Dr. Jacquelyn Bertrand, a child psychologist and senior scientist at the Centers for Disease Control, told the New York Daily News that, "It's not worth the risk."
Bruce Goldman, director of Substance Abuse Services at the Zucker Hillside Hospital, told US News and World Report that the findings can easily send the wrong message.
"Women may underestimate and have difficulty acknowledging the frequency or quantity of alcohol consumed. Those suffering from alcoholism may attempt to rationalize that it is safe to drink moderately, something they may ultimately be unable to do," Goldman said.

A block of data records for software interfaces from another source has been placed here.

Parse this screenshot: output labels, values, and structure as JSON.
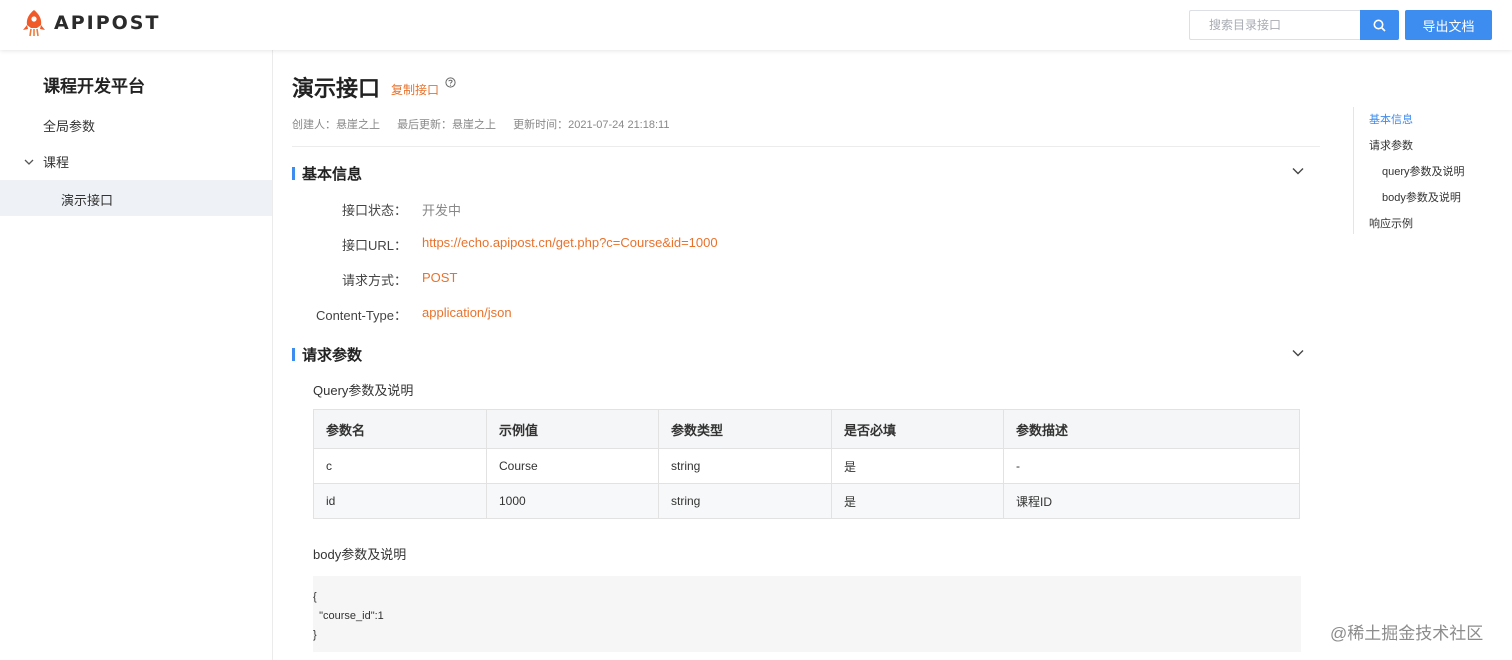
{
  "header": {
    "logo_text": "APIPOST",
    "search_placeholder": "搜索目录接口",
    "export_label": "导出文档"
  },
  "sidebar": {
    "project_title": "课程开发平台",
    "global_params": "全局参数",
    "folder": "课程",
    "active_item": "演示接口"
  },
  "api": {
    "title": "演示接口",
    "copy_label": "复制接口",
    "creator": "创建人：悬崖之上",
    "last_updated_by": "最后更新：悬崖之上",
    "updated_time": "更新时间：2021-07-24 21:18:11"
  },
  "basic_info": {
    "heading": "基本信息",
    "status_label": "接口状态：",
    "status_value": "开发中",
    "url_label": "接口URL：",
    "url_value": "https://echo.apipost.cn/get.php?c=Course&id=1000",
    "method_label": "请求方式：",
    "method_value": "POST",
    "content_type_label": "Content-Type：",
    "content_type_value": "application/json"
  },
  "request_params": {
    "heading": "请求参数",
    "query_title": "Query参数及说明",
    "columns": [
      "参数名",
      "示例值",
      "参数类型",
      "是否必填",
      "参数描述"
    ],
    "rows": [
      [
        "c",
        "Course",
        "string",
        "是",
        "-"
      ],
      [
        "id",
        "1000",
        "string",
        "是",
        "课程ID"
      ]
    ],
    "body_title": "body参数及说明",
    "body_lines": [
      "{",
      "  \"course_id\":1",
      "}"
    ]
  },
  "toc": {
    "items": [
      "基本信息",
      "请求参数",
      "query参数及说明",
      "body参数及说明",
      "响应示例"
    ]
  },
  "watermark": "@稀土掘金技术社区",
  "colors": {
    "accent": "#3d8cf0",
    "orange": "#e8722c",
    "muted": "#888888"
  }
}
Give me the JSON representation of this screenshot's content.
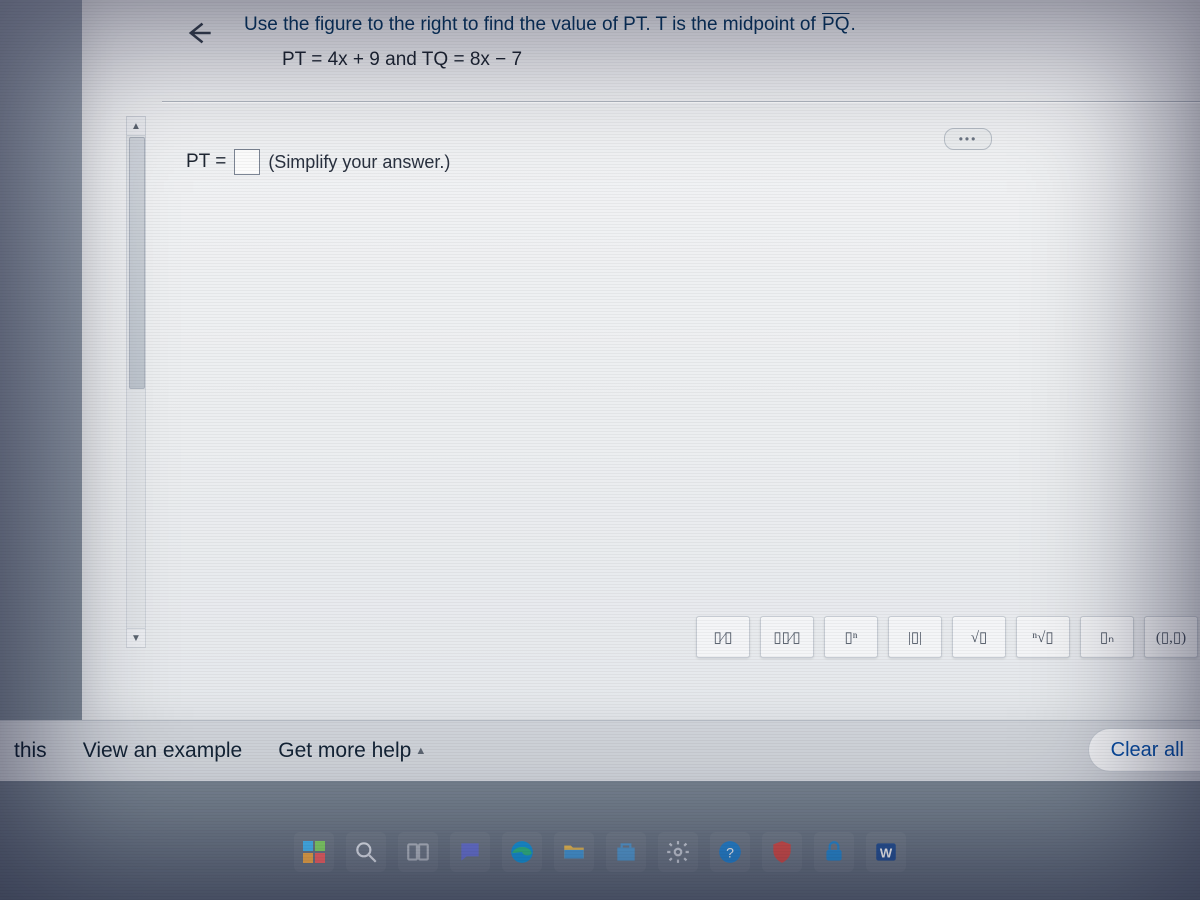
{
  "question": {
    "prompt_prefix": "Use the figure to the right to find the value of PT. T is the midpoint of ",
    "segment_label": "PQ",
    "prompt_suffix": ".",
    "given": "PT = 4x + 9 and TQ = 8x − 7"
  },
  "answer": {
    "label_lhs": "PT =",
    "hint": "(Simplify your answer.)"
  },
  "ellipsis": "•••",
  "math_palette": {
    "items": [
      {
        "name": "fraction-btn",
        "label": "▯⁄▯"
      },
      {
        "name": "mixed-fraction-btn",
        "label": "▯▯⁄▯"
      },
      {
        "name": "exponent-btn",
        "label": "▯ⁿ"
      },
      {
        "name": "absolute-value-btn",
        "label": "|▯|"
      },
      {
        "name": "square-root-btn",
        "label": "√▯"
      },
      {
        "name": "nth-root-btn",
        "label": "ⁿ√▯"
      },
      {
        "name": "subscript-btn",
        "label": "▯ₙ"
      },
      {
        "name": "ordered-pair-btn",
        "label": "(▯,▯)"
      }
    ]
  },
  "footer": {
    "this": "this",
    "view_example": "View an example",
    "get_more_help": "Get more help",
    "clear_all": "Clear all"
  },
  "taskbar": {
    "items": [
      {
        "name": "start-icon"
      },
      {
        "name": "search-icon"
      },
      {
        "name": "task-view-icon"
      },
      {
        "name": "chat-icon"
      },
      {
        "name": "edge-icon"
      },
      {
        "name": "file-explorer-icon"
      },
      {
        "name": "store-icon"
      },
      {
        "name": "settings-icon"
      },
      {
        "name": "tips-icon"
      },
      {
        "name": "shield-icon"
      },
      {
        "name": "security-icon"
      },
      {
        "name": "word-icon"
      }
    ]
  }
}
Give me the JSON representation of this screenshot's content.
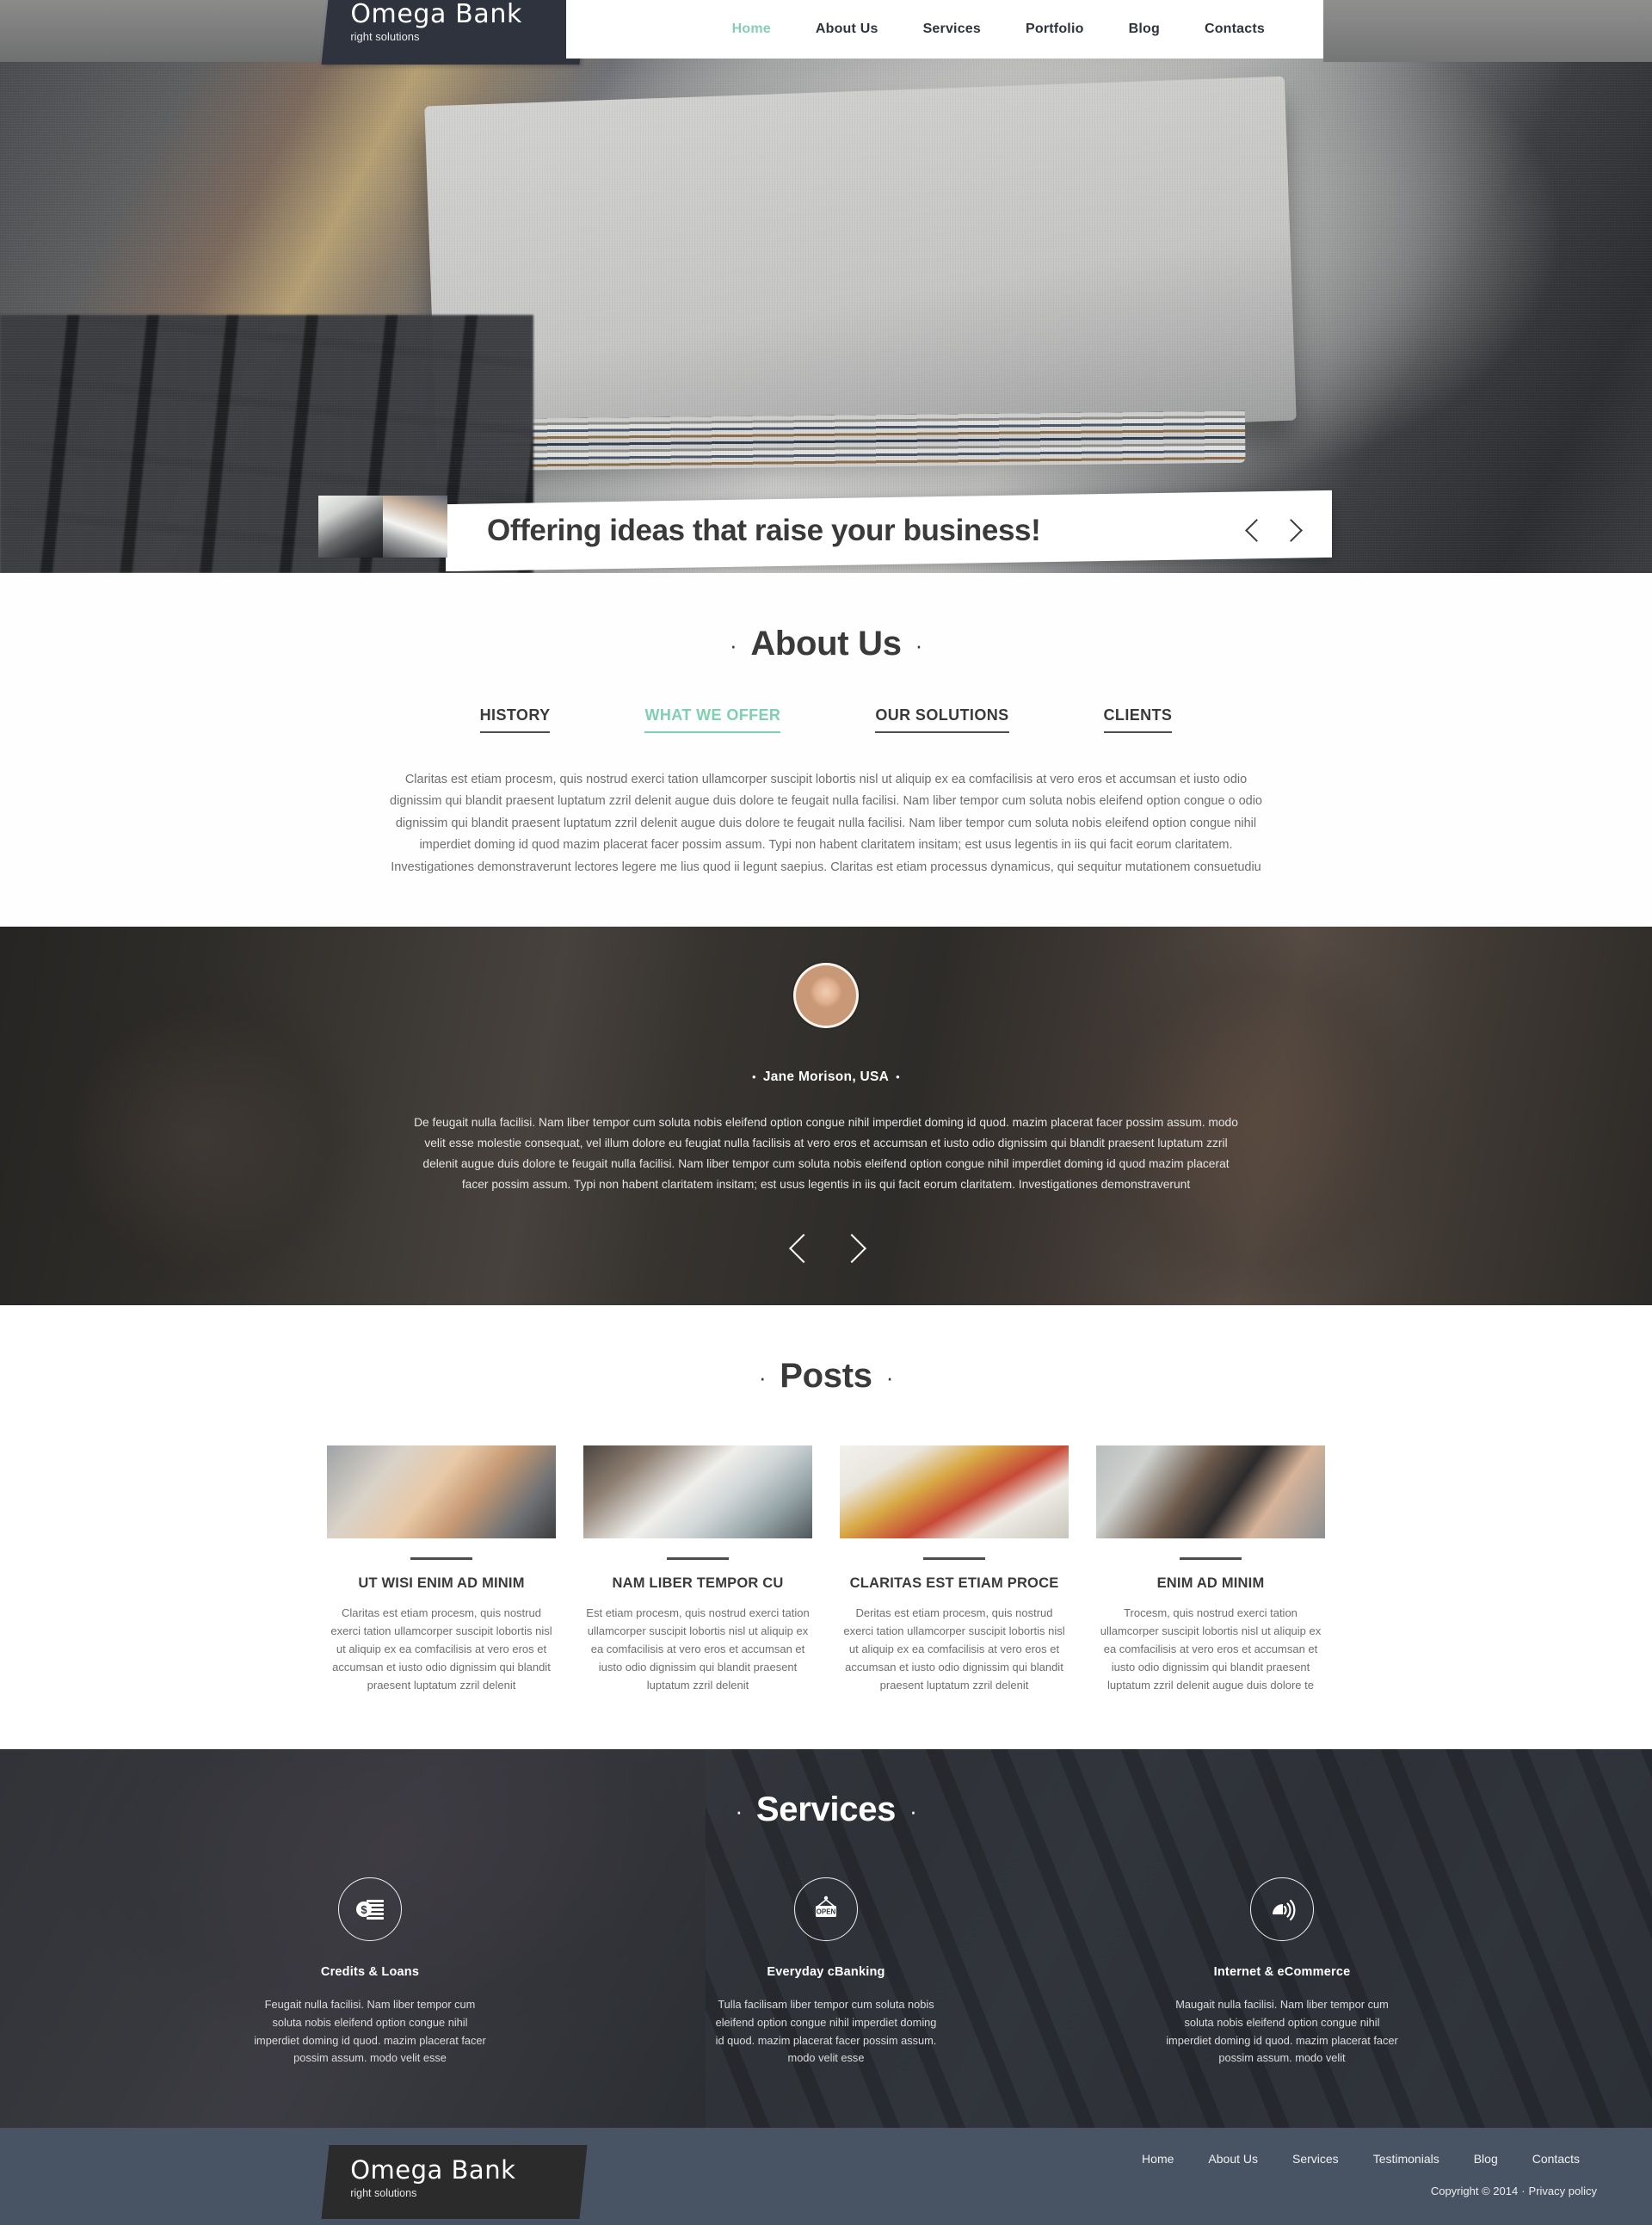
{
  "header": {
    "logo_title": "Omega Bank",
    "logo_tagline": "right solutions",
    "nav": [
      {
        "label": "Home",
        "active": true
      },
      {
        "label": "About Us",
        "active": false
      },
      {
        "label": "Services",
        "active": false
      },
      {
        "label": "Portfolio",
        "active": false
      },
      {
        "label": "Blog",
        "active": false
      },
      {
        "label": "Contacts",
        "active": false
      }
    ]
  },
  "hero": {
    "caption": "Offering ideas that raise your business!",
    "prev_icon": "chevron-left-icon",
    "next_icon": "chevron-right-icon"
  },
  "about": {
    "title": "About Us",
    "dot": "·",
    "tabs": [
      {
        "label": "HISTORY",
        "active": false
      },
      {
        "label": "WHAT WE OFFER",
        "active": true
      },
      {
        "label": "OUR SOLUTIONS",
        "active": false
      },
      {
        "label": "CLIENTS",
        "active": false
      }
    ],
    "body": "Claritas est etiam procesm, quis nostrud exerci tation ullamcorper suscipit lobortis nisl ut aliquip ex ea comfacilisis at vero eros et accumsan et iusto odio dignissim qui blandit praesent luptatum zzril delenit augue duis dolore te feugait nulla facilisi. Nam liber tempor cum soluta nobis eleifend option congue o odio dignissim qui blandit praesent luptatum zzril delenit augue duis dolore te feugait nulla facilisi. Nam liber tempor cum soluta nobis eleifend option congue nihil imperdiet doming id quod mazim placerat facer possim assum. Typi non habent claritatem insitam; est usus legentis in iis qui facit eorum claritatem. Investigationes demonstraverunt lectores legere me lius quod ii legunt saepius. Claritas est etiam processus dynamicus, qui sequitur mutationem consuetudiu"
  },
  "testimonial": {
    "avatar": "user-avatar",
    "name": "Jane Morison, USA",
    "bullet": "•",
    "text": "De feugait nulla facilisi. Nam liber tempor cum soluta nobis eleifend option congue nihil imperdiet doming id quod. mazim placerat facer possim assum. modo velit esse molestie consequat, vel illum dolore eu feugiat nulla facilisis at vero eros et accumsan et iusto odio dignissim qui blandit praesent luptatum zzril delenit augue duis dolore te feugait nulla facilisi. Nam liber tempor cum soluta nobis eleifend option congue nihil imperdiet doming id quod mazim placerat facer possim assum. Typi non habent claritatem insitam; est usus legentis in iis qui facit eorum claritatem. Investigationes demonstraverunt",
    "prev_icon": "chevron-left-icon",
    "next_icon": "chevron-right-icon"
  },
  "posts": {
    "title": "Posts",
    "dot": "·",
    "items": [
      {
        "thumb": "hand-typing-on-laptop-photo",
        "title": "UT WISI ENIM AD MINIM",
        "text": "Claritas est etiam procesm, quis nostrud exerci tation ullamcorper suscipit lobortis nisl ut aliquip ex ea comfacilisis at vero eros et accumsan et iusto odio dignissim qui blandit praesent luptatum zzril delenit"
      },
      {
        "thumb": "card-payment-terminal-photo",
        "title": "NAM LIBER TEMPOR CU",
        "text": "Est etiam procesm, quis nostrud exerci tation ullamcorper suscipit lobortis nisl ut aliquip ex ea comfacilisis at vero eros et accumsan et iusto odio dignissim qui blandit praesent luptatum zzril delenit"
      },
      {
        "thumb": "mortgage-documents-photo",
        "title": "CLARITAS EST ETIAM PROCE",
        "text": "Deritas est etiam procesm, quis nostrud exerci tation ullamcorper suscipit lobortis nisl ut aliquip ex ea comfacilisis at vero eros et accumsan et iusto odio dignissim qui blandit praesent luptatum zzril delenit"
      },
      {
        "thumb": "support-agent-headset-photo",
        "title": "ENIM AD MINIM",
        "text": "Trocesm, quis nostrud exerci tation ullamcorper suscipit lobortis nisl ut aliquip ex ea comfacilisis at vero eros et accumsan et iusto odio dignissim qui blandit praesent luptatum zzril delenit augue duis dolore te"
      }
    ]
  },
  "services": {
    "title": "Services",
    "dot": "·",
    "items": [
      {
        "icon": "money-stack-icon",
        "name": "Credits & Loans",
        "text": "Feugait nulla facilisi. Nam liber tempor cum soluta nobis eleifend option congue nihil imperdiet doming id quod. mazim placerat facer possim assum. modo velit esse"
      },
      {
        "icon": "open-sign-icon",
        "name": "Everyday cBanking",
        "text": "Tulla facilisam liber tempor cum soluta nobis eleifend option congue nihil imperdiet doming id quod. mazim placerat facer possim assum. modo velit esse"
      },
      {
        "icon": "wireless-click-icon",
        "name": "Internet & eCommerce",
        "text": "Maugait nulla facilisi. Nam liber tempor cum soluta nobis eleifend option congue nihil imperdiet doming id quod. mazim placerat facer possim assum. modo velit"
      }
    ]
  },
  "footer": {
    "logo_title": "Omega Bank",
    "logo_tagline": "right solutions",
    "nav": [
      {
        "label": "Home"
      },
      {
        "label": "About Us"
      },
      {
        "label": "Services"
      },
      {
        "label": "Testimonials"
      },
      {
        "label": "Blog"
      },
      {
        "label": "Contacts"
      }
    ],
    "copyright": "Copyright © 2014",
    "separator": "·",
    "privacy": "Privacy policy"
  },
  "colors": {
    "accent": "#84cfb3",
    "dark": "#2e333d",
    "footer_bg": "#485363",
    "text": "#3a3a3a",
    "muted": "#6d6e70"
  }
}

In the US, the Surgeon General strongly advises women to not drink at all during pregnancy. The Center for Disease Control also notes that drinking alcohol during pregnancy can cause miscarriage, stillbirth, and a range of lifelong disorders, known as fetal alcohol spectrum disorders (FASDs).